Dragging herself through her life was even harder than she imagined. The people around her still smiled, still laughed, still loved. She knew that feeling had died in her when he had. He was bright and shining and life itself. He never cowered at a new opportunity; he jumped at everything, often without thinking, but the ecstatic way he threw himself into his work somehow brought him success.

“Anne,” he would murmur, his fingers trailing down her face like an electric breeze, “it will be all right.”

She would believe him. She always believed in him, even when they were thrown out on the streets. Especially then, for she found that love kept even the most fragile people together. “George,” she was counter, tousling his black hair with true affection, “I know.”

She had known that day that everything would be okay. She was certain. She even answered that dreadful phone with cheer, oblivious in her own stupid happiness. That was the last time she smiled.

Of course, social decorum had deemed an emotional mask necessary. “Three years is an awful long mourning period, don’t you think?” Her mother had meant it kindly, but that did not excuse the blunt arrogance of such a statement. But it reminded her that she must at least appear to be recovering, though she knew her condition was terminal. She practiced smiles in the mirror, forced herself to make eye-contact. She could not, however, bring herself to speak to strangers. Any new association was a heartbreak waiting to happen. She was content to coast through the world, a stranger made of silent, sad smiles.

Fate would not tolerate such behavior.

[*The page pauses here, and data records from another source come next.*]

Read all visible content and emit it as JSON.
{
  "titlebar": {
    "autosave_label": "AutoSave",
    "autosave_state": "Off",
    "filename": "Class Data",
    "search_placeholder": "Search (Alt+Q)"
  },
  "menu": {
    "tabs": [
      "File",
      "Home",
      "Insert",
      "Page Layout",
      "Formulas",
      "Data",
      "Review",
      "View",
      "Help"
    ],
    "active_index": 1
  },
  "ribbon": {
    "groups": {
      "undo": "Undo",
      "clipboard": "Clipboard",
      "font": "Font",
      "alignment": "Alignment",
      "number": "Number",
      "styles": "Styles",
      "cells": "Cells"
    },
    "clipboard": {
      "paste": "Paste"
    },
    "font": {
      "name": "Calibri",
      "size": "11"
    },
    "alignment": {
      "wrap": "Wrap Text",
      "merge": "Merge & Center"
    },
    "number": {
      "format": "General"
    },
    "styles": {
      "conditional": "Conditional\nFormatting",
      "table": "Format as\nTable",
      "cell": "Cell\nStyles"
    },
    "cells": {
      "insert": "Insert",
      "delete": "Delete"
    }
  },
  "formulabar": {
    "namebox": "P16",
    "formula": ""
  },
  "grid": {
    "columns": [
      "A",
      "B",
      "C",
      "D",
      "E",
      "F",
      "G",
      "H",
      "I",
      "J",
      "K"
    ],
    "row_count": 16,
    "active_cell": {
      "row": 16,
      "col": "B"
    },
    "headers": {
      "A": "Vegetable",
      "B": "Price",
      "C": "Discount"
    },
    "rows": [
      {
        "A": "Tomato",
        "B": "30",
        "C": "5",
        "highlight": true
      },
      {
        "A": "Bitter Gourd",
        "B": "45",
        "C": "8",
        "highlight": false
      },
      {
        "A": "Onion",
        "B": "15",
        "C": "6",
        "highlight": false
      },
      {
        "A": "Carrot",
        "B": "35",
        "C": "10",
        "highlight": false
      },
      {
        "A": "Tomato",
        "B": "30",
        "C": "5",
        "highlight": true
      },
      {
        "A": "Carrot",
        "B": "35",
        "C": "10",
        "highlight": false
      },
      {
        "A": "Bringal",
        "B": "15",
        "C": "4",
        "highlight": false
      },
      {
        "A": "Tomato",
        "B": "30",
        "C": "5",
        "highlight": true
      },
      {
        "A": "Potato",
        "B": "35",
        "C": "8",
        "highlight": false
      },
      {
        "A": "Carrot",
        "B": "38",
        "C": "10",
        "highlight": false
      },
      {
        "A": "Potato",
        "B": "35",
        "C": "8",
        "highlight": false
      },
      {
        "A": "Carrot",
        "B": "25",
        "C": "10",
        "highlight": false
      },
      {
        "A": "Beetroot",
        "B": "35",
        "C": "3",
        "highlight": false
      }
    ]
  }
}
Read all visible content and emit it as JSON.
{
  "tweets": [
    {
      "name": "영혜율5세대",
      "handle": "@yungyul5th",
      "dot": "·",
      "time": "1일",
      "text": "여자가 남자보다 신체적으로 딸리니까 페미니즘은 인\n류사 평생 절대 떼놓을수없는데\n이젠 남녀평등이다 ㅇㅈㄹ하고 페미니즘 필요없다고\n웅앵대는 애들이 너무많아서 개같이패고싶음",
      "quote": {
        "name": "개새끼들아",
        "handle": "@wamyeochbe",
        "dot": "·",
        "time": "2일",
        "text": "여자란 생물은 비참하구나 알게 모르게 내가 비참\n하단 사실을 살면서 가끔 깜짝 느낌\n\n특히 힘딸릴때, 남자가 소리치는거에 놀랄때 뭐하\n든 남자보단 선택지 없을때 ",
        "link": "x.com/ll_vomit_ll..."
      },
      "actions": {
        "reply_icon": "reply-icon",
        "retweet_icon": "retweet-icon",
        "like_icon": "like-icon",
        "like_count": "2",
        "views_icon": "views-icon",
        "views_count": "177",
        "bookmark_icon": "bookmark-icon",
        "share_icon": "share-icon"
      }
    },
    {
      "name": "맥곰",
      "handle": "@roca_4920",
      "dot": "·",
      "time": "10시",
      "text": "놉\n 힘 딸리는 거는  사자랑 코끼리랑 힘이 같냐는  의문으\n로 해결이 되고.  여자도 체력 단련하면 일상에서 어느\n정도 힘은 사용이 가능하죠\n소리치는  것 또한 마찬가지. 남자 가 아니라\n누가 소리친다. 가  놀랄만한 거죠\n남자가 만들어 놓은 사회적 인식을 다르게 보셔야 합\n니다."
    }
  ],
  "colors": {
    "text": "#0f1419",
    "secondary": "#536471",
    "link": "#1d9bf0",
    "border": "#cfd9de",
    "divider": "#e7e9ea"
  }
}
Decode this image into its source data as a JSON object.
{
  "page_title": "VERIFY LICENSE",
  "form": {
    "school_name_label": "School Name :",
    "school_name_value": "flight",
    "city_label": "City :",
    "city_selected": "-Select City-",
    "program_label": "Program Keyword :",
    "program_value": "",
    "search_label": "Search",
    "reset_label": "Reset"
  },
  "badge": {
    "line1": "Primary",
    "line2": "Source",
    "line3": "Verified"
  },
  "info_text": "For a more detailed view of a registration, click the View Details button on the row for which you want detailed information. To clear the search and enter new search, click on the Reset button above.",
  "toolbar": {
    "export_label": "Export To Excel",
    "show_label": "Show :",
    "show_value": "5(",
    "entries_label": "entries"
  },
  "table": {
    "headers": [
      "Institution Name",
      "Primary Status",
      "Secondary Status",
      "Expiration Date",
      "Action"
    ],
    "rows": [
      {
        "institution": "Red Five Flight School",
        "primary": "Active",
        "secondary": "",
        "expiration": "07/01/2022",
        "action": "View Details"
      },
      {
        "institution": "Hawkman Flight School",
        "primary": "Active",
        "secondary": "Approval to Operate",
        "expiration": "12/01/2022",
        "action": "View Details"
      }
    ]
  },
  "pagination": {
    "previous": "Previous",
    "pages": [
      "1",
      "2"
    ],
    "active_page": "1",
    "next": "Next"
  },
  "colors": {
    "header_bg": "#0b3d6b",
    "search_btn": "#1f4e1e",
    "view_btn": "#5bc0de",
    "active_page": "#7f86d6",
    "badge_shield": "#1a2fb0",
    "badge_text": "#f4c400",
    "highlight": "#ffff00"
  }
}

On the fourth anniversary of George’s passing, Anne met a woman.

Finding Light

Death framed in Still Life

Legs bent unnatural
Deer-like, spindle-like
Drenched in a moonrise still
The birds sing your praises to the heavens
But the heavens don’t hear
They’ve turned you away and left you broken
A silent shade of pale death porcelain
Cold as the ice in comets
But you will not have a bright tail from which to dance the maypole
You will circle lower lower
The faeries and imps will collect your belongings:
Your flame
Your oceans
Your roses
Your sweet honeydew scent
They will take them and keep them as spoils of war
And even your friends among them will abandon you
To the darkness of endless pressure
Until it makes you a diamond.

Death framed in Still Life

Hilltop Promises

You smell like sweet rose petals kissed with sun and dew
Sometimes when I sit up on the hilltop you come to me on the wind
And I feel unrelenting unrepenting hope fall into my heart
Like unbidden water
First a trickle then a rushing raging waterfall that crashes and smashes and gnashes against my brain in the most sadly expectant way
I begin to smile
Yes, so happy joyous
But then I remember.

Hilltop Promises


the blood crept from her throat

and mingled with the water

and seeped into her hair

like the ground they would lay her in

so cold, so cold

no, she couldn’t bear it

they would not put her in the dead earth

not with all the other ghosts

her brothers and sisters and fathers and mothers

who wandered below the dumb feet of the living

in the great maw of hell their descendants had trapped them in

no, she would not share their fate

not she, who had come so far and been so brave

with the last gasp of her spirit, she let go of the world

the gentle stream pried her lifeblood from the open gash

like a delicate mother

fingers of lilies and kisses of currents caught her body

and carried her from its womb

to the open sea.